In terms of the plot, was there anything that you were particular about because it was a side story?
Kusakihara: Take the cardinals, for instance: they’re mentioned briefly in the main story but aren’t shown at all beyond that. We wanted to write a story where the focal point was uncovering more about the church.
Yokota: Aside from that, there were some leftover crests that we didn’t use during the main story, so we used those to expand the story we were writing.
So, they weren’t necessarily reserved for the side story?
Kusakihara: I myself had originally intended to leave them as they were without bringing them into the new story. I wanted to create a sort of blank space in the game’s world by leaving out a few pieces of the puzzle – suggesting that it was bigger than the scope of the game. We ended up using them anyway. (laughs)

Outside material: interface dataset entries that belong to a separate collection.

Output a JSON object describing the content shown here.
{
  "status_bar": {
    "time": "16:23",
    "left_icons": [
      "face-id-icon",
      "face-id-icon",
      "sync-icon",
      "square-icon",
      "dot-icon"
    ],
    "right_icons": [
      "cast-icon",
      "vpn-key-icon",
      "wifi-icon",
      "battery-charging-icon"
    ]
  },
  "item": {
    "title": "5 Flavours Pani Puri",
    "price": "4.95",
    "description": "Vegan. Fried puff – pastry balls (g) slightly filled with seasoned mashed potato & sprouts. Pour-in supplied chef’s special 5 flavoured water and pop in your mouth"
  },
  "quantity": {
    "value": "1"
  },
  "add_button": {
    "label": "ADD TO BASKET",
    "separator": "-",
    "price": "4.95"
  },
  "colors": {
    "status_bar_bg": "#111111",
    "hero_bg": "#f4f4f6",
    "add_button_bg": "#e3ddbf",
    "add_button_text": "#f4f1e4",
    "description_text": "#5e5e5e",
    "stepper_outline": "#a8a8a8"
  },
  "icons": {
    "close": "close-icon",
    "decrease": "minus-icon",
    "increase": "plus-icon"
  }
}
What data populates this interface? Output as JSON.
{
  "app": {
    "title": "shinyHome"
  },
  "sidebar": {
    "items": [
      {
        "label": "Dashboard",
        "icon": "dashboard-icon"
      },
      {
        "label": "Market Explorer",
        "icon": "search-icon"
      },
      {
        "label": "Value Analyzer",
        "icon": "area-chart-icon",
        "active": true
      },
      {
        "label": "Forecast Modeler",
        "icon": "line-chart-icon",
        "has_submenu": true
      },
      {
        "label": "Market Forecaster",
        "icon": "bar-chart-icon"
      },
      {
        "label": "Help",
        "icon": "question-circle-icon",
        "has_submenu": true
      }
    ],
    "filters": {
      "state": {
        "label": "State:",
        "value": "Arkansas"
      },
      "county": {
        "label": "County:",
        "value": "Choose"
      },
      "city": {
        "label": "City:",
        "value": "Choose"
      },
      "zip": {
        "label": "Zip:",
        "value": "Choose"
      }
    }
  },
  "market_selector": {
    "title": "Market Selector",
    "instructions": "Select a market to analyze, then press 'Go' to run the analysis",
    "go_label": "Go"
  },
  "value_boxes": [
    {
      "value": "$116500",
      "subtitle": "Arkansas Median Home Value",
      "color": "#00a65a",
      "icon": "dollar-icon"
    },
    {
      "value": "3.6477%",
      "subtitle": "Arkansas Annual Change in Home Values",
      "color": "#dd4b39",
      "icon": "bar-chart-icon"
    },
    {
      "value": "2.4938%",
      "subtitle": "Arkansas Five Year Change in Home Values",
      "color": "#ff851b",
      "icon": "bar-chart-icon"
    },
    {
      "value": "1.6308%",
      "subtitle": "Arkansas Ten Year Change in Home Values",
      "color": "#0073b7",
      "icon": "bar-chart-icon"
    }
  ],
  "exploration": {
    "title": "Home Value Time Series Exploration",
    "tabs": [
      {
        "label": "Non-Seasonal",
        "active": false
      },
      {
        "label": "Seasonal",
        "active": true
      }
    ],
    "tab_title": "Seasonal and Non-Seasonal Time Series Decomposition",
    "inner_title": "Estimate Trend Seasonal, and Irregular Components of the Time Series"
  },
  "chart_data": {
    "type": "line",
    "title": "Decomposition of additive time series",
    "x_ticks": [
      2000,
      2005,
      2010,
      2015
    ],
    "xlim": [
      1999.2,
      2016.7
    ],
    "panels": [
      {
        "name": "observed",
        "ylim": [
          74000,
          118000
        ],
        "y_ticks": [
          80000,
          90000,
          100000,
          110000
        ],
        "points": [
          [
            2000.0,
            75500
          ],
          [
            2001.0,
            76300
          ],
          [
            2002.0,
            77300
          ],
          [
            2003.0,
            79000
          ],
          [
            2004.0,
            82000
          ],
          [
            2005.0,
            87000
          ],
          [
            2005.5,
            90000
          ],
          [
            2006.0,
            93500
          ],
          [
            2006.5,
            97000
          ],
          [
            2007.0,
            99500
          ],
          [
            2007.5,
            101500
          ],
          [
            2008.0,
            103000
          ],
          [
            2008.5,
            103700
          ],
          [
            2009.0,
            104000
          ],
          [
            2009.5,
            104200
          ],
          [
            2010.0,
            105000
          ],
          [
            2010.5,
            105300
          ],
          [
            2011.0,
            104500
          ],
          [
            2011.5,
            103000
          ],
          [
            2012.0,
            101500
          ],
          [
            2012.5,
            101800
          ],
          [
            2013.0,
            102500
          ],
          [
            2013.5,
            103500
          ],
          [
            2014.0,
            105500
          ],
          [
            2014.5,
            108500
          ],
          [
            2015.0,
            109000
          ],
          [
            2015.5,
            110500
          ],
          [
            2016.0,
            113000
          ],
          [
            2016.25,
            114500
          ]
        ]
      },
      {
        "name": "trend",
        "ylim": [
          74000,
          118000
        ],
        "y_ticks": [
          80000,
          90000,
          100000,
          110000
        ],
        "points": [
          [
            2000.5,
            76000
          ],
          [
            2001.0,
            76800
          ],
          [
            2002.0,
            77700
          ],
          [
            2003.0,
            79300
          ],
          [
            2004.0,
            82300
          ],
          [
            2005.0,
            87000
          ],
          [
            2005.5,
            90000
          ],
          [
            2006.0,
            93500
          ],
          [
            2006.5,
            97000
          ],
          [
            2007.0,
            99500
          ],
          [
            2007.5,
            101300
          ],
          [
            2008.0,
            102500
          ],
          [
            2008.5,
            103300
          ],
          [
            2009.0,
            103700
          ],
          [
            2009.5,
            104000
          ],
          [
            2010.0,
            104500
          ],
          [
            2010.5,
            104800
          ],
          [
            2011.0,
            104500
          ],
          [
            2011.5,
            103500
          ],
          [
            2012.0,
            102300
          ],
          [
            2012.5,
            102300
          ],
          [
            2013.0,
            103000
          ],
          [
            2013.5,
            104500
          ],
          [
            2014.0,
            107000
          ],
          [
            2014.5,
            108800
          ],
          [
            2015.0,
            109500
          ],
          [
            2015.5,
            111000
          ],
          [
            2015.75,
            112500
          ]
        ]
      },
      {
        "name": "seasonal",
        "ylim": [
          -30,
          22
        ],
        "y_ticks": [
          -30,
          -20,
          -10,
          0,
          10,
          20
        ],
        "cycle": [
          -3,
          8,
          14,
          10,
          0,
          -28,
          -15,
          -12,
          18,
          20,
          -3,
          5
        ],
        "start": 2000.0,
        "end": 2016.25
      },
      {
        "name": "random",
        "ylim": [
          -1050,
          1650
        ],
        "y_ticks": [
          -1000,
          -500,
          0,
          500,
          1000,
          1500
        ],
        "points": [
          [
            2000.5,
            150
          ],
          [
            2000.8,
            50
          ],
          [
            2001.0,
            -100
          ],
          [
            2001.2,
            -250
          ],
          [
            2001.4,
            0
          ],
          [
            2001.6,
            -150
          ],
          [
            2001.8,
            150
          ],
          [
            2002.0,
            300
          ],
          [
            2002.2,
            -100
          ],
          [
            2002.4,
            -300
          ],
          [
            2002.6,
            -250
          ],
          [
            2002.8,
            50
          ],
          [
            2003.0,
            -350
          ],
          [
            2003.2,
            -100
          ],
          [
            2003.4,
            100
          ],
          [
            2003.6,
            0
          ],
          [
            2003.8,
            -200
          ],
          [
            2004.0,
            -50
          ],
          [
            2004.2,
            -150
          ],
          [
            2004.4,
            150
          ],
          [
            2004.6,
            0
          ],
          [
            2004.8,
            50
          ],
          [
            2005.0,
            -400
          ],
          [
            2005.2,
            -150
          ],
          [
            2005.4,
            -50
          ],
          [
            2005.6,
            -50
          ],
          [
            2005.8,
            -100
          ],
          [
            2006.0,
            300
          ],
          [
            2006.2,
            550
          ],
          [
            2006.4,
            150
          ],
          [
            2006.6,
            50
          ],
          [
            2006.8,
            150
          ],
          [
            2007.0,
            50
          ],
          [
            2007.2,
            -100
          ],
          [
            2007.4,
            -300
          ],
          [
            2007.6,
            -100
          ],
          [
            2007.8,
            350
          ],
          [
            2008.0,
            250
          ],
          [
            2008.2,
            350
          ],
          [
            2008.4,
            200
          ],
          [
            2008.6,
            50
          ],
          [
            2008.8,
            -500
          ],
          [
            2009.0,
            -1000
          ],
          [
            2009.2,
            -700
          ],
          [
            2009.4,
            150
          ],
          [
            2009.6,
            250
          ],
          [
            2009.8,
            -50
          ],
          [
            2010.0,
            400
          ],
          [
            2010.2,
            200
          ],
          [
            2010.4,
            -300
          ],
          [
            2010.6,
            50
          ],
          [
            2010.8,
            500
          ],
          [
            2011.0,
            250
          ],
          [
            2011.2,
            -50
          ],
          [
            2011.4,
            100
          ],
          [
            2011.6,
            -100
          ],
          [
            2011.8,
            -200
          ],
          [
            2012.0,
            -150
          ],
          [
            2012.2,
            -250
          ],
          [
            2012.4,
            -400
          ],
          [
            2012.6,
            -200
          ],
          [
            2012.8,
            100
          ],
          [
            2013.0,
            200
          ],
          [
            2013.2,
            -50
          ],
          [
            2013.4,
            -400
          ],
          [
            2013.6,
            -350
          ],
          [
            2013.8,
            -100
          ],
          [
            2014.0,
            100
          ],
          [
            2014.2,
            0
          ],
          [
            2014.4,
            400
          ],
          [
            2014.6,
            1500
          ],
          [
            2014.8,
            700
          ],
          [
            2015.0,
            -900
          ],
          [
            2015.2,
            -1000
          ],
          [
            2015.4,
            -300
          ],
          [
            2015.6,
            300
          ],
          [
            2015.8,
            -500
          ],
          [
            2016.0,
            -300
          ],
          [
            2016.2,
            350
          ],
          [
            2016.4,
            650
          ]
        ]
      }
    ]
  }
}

Yokota: It gives off the impression that not everything about the era in which the game takes place would necessarily be revealed.
Kusakihara: The story of Three Houses is only a part cut from the cloth of Fódlan’s long history; we wanted to make something similar to a Taiga drama.
Yokota: That being said, Koei Tecmo had already programmed effects for those crests should they be equipped, despite us planning not to use them.
Kusakihara: Although they initially went unused, the system had already been set up – and that ended up being used in the DLC.
Having played through the entirety of the side story, I was completely captivated by how the plot unfolded. Once I picked it up, I couldn’t stop… (laughs)
Yokota: Kusakihara-san was pretty conscious of that while writing it, he ended up including all sorts of twists.
Kusakihara: At first, I had written something a little longer. Since it was a side story, though, I adjusted it to be a more appropriate length – and that’s the story that’s in the game.
Yokota: At first the Ashen Wolves might seem like a bad bunch, but then after talking to them they might not seem so bad, but actually… It’s that kind of thing. As some of the story’s more significant events unfold, it’ll keep you guessing. (laughs)
I wanted to finish the whole thing in one go, there were so many questions! What’s the truth behind this one item, and what about the protagonist’s mother? Having played all the routes, there were some conversations that I couldn’t help but smile at. Did you have all of that in mind when you included those details?
Kusakihara: I’d like to think so. That being said, however, the side story is separate from the main story – it can be accessed straight away from the title screen. That separation pushed us to make the side story something that could hold on its own without actually having to complete the main game.
Yokota: We couldn’t assume that players would have gone through every route. Though, if you start the side story not having played through any of the main game you won’t really have any idea about what the Church of Seiros is like or what kind of person Rhea is. To that end, I think it might be better to play through some of the main game and then give the side story a go.
Kusakihara: The side story is more or less set right after you get the “Sword of the Creator” in the main story, so I think that around there would be the right time to jump in.
Yokota: I feel like finishing the side story around then might also make the first half of the main story more exciting! Not only that, but you could add Yuri and the others’ strength to your ranks too – it’d make me pretty happy if people played through the game like that. Since we had already played through the main game, we only had that perspective to work with when inserting the side story into the overall plot…
You’re saying that people interested in the four main characters of the side story should feel free to play the side story alongside their first playthrough, then?
Yokota: Right, I’d be happy if people played it like that!